**Work instruction:**
All records that follow are to be copied exactly, with images omitted.

■ ■ ■

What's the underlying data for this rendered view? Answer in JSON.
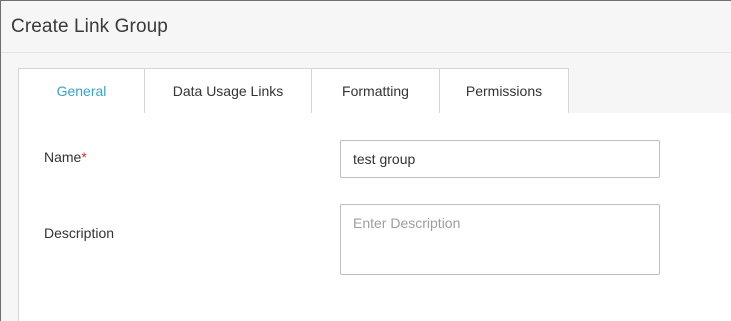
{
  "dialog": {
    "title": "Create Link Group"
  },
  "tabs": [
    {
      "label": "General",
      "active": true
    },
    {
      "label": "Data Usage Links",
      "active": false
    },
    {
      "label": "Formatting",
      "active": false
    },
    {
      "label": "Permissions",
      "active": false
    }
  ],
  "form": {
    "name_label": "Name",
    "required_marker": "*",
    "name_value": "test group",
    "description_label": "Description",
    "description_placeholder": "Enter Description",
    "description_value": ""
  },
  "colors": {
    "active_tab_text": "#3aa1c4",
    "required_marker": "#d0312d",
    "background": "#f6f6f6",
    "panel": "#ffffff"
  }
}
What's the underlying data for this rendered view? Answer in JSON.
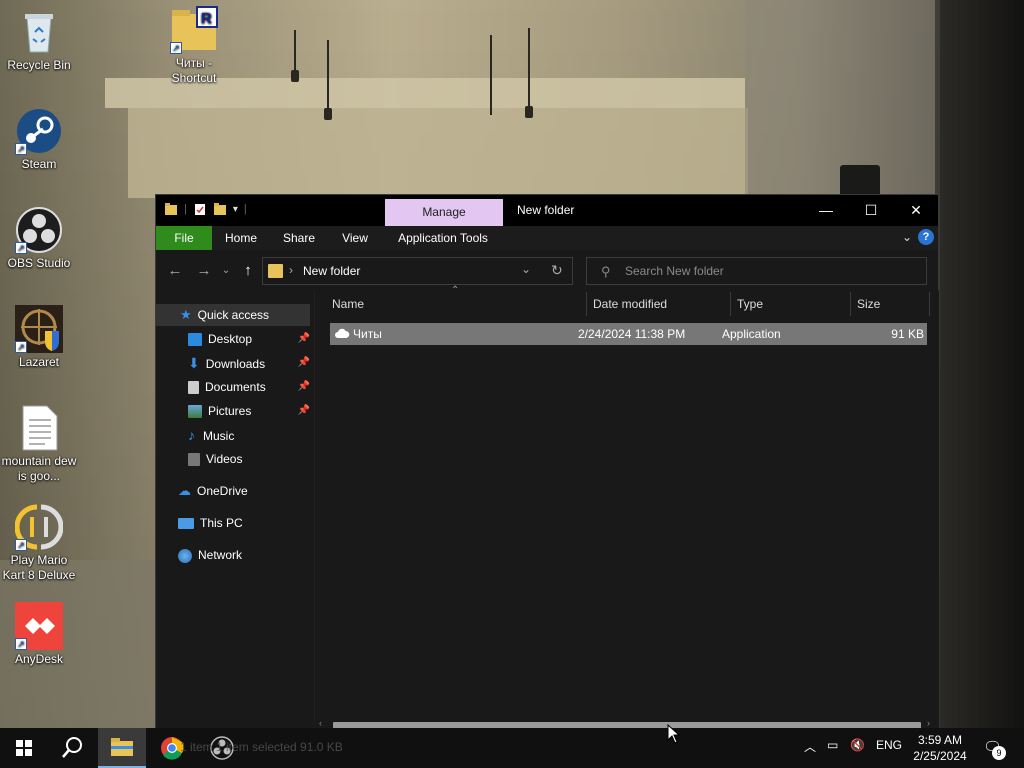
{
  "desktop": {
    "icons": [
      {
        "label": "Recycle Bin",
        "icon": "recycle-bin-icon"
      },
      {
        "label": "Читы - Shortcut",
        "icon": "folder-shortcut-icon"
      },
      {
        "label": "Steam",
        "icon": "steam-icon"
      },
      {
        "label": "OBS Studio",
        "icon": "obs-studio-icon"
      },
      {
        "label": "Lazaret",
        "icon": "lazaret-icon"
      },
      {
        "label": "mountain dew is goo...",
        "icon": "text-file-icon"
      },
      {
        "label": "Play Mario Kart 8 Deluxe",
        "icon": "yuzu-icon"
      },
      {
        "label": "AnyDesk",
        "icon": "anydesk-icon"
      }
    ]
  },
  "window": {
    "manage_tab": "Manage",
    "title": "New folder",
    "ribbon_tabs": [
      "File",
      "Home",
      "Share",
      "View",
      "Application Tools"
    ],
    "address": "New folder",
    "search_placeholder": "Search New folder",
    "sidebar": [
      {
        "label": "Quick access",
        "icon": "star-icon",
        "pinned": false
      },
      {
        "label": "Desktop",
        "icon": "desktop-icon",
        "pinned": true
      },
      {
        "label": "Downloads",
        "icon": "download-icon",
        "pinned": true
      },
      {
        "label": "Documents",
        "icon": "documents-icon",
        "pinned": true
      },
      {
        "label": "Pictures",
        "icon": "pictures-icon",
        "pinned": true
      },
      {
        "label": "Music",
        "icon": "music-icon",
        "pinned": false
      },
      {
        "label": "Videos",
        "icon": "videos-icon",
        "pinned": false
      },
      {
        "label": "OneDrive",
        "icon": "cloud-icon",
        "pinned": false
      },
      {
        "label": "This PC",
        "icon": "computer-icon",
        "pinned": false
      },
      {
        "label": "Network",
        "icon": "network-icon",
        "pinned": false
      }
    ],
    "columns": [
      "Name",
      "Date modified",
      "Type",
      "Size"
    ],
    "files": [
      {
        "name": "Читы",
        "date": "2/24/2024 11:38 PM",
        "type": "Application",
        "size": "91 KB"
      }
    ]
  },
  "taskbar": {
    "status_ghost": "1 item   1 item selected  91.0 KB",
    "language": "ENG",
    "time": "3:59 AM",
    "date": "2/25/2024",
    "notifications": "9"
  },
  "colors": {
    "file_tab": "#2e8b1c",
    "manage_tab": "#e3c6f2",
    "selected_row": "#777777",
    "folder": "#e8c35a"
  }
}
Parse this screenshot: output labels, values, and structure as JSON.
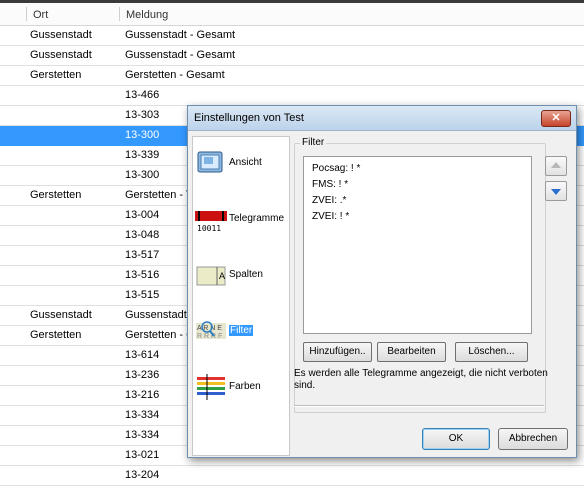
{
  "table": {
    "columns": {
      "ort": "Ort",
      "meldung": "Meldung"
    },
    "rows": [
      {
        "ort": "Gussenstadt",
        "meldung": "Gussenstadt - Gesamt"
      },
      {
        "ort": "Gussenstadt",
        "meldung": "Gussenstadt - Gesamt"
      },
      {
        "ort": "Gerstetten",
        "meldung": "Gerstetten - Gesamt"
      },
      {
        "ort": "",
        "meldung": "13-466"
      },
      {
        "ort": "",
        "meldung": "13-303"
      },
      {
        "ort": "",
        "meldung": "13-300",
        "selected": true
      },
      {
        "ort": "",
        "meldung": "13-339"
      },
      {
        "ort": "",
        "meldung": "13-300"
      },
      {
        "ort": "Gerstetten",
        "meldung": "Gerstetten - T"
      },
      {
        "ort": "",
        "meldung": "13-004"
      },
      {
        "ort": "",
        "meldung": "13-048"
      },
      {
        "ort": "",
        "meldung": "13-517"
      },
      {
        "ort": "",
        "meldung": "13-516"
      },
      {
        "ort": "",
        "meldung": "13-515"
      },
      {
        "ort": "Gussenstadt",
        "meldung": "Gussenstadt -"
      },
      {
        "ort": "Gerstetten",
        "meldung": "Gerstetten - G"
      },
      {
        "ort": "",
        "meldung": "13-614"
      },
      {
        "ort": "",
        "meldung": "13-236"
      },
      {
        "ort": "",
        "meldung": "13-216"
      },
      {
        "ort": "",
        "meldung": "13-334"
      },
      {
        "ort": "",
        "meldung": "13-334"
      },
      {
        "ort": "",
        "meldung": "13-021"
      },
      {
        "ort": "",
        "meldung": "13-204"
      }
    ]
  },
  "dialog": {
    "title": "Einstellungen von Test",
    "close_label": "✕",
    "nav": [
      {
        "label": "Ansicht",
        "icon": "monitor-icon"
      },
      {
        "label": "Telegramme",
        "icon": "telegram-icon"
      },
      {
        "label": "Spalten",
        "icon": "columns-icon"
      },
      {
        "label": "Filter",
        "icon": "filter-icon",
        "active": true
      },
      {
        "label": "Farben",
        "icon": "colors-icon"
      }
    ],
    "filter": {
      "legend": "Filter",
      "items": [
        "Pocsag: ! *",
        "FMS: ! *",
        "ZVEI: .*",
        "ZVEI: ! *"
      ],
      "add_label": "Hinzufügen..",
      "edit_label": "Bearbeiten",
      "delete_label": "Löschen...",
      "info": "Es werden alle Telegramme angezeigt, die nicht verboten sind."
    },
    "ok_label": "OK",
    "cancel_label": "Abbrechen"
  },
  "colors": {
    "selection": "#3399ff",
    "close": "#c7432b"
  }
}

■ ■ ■

**Exercise solution:**
What's the underlying data for this rendered view? Answer in JSON.
{
  "dialog": {
    "title": "Create Link Group"
  },
  "tabs": [
    {
      "label": "General",
      "active": true
    },
    {
      "label": "Data Usage Links",
      "active": false
    },
    {
      "label": "Formatting",
      "active": false
    },
    {
      "label": "Permissions",
      "active": false
    }
  ],
  "form": {
    "name_label": "Name",
    "required_marker": "*",
    "name_value": "test group",
    "description_label": "Description",
    "description_placeholder": "Enter Description",
    "description_value": ""
  },
  "colors": {
    "active_tab_text": "#3aa1c4",
    "required_marker": "#d0312d",
    "background": "#f6f6f6",
    "panel": "#ffffff"
  }
}
What's the underlying data for this rendered view? Answer in JSON.
{
  "desktop": {
    "icons": [
      {
        "label": "Recycle Bin",
        "icon": "recycle-bin-icon"
      },
      {
        "label": "Читы - Shortcut",
        "icon": "folder-shortcut-icon"
      },
      {
        "label": "Steam",
        "icon": "steam-icon"
      },
      {
        "label": "OBS Studio",
        "icon": "obs-studio-icon"
      },
      {
        "label": "Lazaret",
        "icon": "lazaret-icon"
      },
      {
        "label": "mountain dew is goo...",
        "icon": "text-file-icon"
      },
      {
        "label": "Play Mario Kart 8 Deluxe",
        "icon": "yuzu-icon"
      },
      {
        "label": "AnyDesk",
        "icon": "anydesk-icon"
      }
    ]
  },
  "window": {
    "manage_tab": "Manage",
    "title": "New folder",
    "ribbon_tabs": [
      "File",
      "Home",
      "Share",
      "View",
      "Application Tools"
    ],
    "address": "New folder",
    "search_placeholder": "Search New folder",
    "sidebar": [
      {
        "label": "Quick access",
        "icon": "star-icon",
        "pinned": false
      },
      {
        "label": "Desktop",
        "icon": "desktop-icon",
        "pinned": true
      },
      {
        "label": "Downloads",
        "icon": "download-icon",
        "pinned": true
      },
      {
        "label": "Documents",
        "icon": "documents-icon",
        "pinned": true
      },
      {
        "label": "Pictures",
        "icon": "pictures-icon",
        "pinned": true
      },
      {
        "label": "Music",
        "icon": "music-icon",
        "pinned": false
      },
      {
        "label": "Videos",
        "icon": "videos-icon",
        "pinned": false
      },
      {
        "label": "OneDrive",
        "icon": "cloud-icon",
        "pinned": false
      },
      {
        "label": "This PC",
        "icon": "computer-icon",
        "pinned": false
      },
      {
        "label": "Network",
        "icon": "network-icon",
        "pinned": false
      }
    ],
    "columns": [
      "Name",
      "Date modified",
      "Type",
      "Size"
    ],
    "files": [
      {
        "name": "Читы",
        "date": "2/24/2024 11:38 PM",
        "type": "Application",
        "size": "91 KB"
      }
    ]
  },
  "taskbar": {
    "status_ghost": "1 item   1 item selected  91.0 KB",
    "language": "ENG",
    "time": "3:59 AM",
    "date": "2/25/2024",
    "notifications": "9"
  },
  "colors": {
    "file_tab": "#2e8b1c",
    "manage_tab": "#e3c6f2",
    "selected_row": "#777777",
    "folder": "#e8c35a"
  }
}
Parse this screenshot: output labels, values, and structure as JSON.
{
  "table": {
    "columns": {
      "ort": "Ort",
      "meldung": "Meldung"
    },
    "rows": [
      {
        "ort": "Gussenstadt",
        "meldung": "Gussenstadt - Gesamt"
      },
      {
        "ort": "Gussenstadt",
        "meldung": "Gussenstadt - Gesamt"
      },
      {
        "ort": "Gerstetten",
        "meldung": "Gerstetten - Gesamt"
      },
      {
        "ort": "",
        "meldung": "13-466"
      },
      {
        "ort": "",
        "meldung": "13-303"
      },
      {
        "ort": "",
        "meldung": "13-300",
        "selected": true
      },
      {
        "ort": "",
        "meldung": "13-339"
      },
      {
        "ort": "",
        "meldung": "13-300"
      },
      {
        "ort": "Gerstetten",
        "meldung": "Gerstetten - T"
      },
      {
        "ort": "",
        "meldung": "13-004"
      },
      {
        "ort": "",
        "meldung": "13-048"
      },
      {
        "ort": "",
        "meldung": "13-517"
      },
      {
        "ort": "",
        "meldung": "13-516"
      },
      {
        "ort": "",
        "meldung": "13-515"
      },
      {
        "ort": "Gussenstadt",
        "meldung": "Gussenstadt -"
      },
      {
        "ort": "Gerstetten",
        "meldung": "Gerstetten - G"
      },
      {
        "ort": "",
        "meldung": "13-614"
      },
      {
        "ort": "",
        "meldung": "13-236"
      },
      {
        "ort": "",
        "meldung": "13-216"
      },
      {
        "ort": "",
        "meldung": "13-334"
      },
      {
        "ort": "",
        "meldung": "13-334"
      },
      {
        "ort": "",
        "meldung": "13-021"
      },
      {
        "ort": "",
        "meldung": "13-204"
      }
    ]
  },
  "dialog": {
    "title": "Einstellungen von Test",
    "close_label": "✕",
    "nav": [
      {
        "label": "Ansicht",
        "icon": "monitor-icon"
      },
      {
        "label": "Telegramme",
        "icon": "telegram-icon"
      },
      {
        "label": "Spalten",
        "icon": "columns-icon"
      },
      {
        "label": "Filter",
        "icon": "filter-icon",
        "active": true
      },
      {
        "label": "Farben",
        "icon": "colors-icon"
      }
    ],
    "filter": {
      "legend": "Filter",
      "items": [
        "Pocsag: ! *",
        "FMS: ! *",
        "ZVEI: .*",
        "ZVEI: ! *"
      ],
      "add_label": "Hinzufügen..",
      "edit_label": "Bearbeiten",
      "delete_label": "Löschen...",
      "info": "Es werden alle Telegramme angezeigt, die nicht verboten sind."
    },
    "ok_label": "OK",
    "cancel_label": "Abbrechen"
  },
  "colors": {
    "selection": "#3399ff",
    "close": "#c7432b"
  }
}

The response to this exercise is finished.